Kansas Last Will & Testament Information

Wills in Kansas allow the testator an opportunity to ensure their spouse, children, and other loved ones, are taken care of upon death. Kansas law allows you to leave property or gifts to charitable organizations. It can be used to protect and arrange a variety of things, but most importantly to express how assets such as your vehicles, property, business, and jewelry for example should be divided upon death.

Kansas Last Will & Testament includes the following requirements: 

  • The testator must be eighteen years old or older. 
  • They must also be of ‘sound mind’.​
  • The Will must be signed by the testator or by someone else in their name (provided it is done under the testator’s direction and in their presence). The witnesses should not also be beneficiaries in the will.​
  • The signing of the Will requires at least two witnesses in order to make it valid. ​
  • Another requirement to make the Will valid is that it must be in written format.​
  • A Kansas resident may bequeath their assets to any beneficiaries, provided they are not witnesses in the will.

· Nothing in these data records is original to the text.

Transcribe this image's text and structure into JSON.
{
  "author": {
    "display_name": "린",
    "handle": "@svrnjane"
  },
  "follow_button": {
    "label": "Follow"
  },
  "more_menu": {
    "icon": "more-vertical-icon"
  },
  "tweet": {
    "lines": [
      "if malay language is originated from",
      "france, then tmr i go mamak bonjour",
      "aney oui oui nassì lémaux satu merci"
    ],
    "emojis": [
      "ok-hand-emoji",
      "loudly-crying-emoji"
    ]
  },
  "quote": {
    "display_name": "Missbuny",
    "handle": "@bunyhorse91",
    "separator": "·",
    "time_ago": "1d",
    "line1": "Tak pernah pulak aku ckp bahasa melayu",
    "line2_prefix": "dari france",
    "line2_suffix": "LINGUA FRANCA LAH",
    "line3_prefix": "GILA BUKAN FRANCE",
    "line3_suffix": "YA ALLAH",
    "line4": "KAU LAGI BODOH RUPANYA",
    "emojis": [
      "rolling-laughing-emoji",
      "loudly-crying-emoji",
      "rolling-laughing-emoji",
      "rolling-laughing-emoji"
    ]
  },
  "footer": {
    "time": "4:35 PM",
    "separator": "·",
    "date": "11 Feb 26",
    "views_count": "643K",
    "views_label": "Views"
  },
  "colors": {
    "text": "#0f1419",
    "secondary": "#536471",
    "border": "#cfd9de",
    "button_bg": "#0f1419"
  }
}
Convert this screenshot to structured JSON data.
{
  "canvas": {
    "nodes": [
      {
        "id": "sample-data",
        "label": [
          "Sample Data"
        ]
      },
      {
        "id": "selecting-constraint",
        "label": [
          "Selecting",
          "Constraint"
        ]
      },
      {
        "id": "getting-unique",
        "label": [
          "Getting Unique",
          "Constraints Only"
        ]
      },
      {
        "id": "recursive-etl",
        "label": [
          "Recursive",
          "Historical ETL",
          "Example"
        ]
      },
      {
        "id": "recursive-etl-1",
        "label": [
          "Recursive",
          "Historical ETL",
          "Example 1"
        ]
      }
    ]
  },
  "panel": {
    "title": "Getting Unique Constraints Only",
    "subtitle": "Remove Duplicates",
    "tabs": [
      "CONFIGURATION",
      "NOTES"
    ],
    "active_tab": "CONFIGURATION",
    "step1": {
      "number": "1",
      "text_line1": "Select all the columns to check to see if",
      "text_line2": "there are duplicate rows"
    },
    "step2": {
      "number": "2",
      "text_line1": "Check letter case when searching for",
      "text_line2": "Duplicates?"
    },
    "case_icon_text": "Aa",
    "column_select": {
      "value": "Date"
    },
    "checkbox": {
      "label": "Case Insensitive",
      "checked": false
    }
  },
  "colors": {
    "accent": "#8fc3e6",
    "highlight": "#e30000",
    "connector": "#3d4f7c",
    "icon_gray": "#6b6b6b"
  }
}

If you die before creating a will, you are ‘intestate’. In Kansas, this means that the spouse is to inherit the deceased assets entirely if there are no children. 

If you have a surviving spouse as well as a descendant, each receive half of your estate. If, however if you have neither, other relatives, including parents, siblings, and grandparents, will inherit depending on the closeness of the relation.

Click here if you have any questions about creating a last will in Kansas.


Bank of Mom & Dad

Bank of Mom & Dad See the table below for % of 21-39 year olds who have relied on parents financially since the start of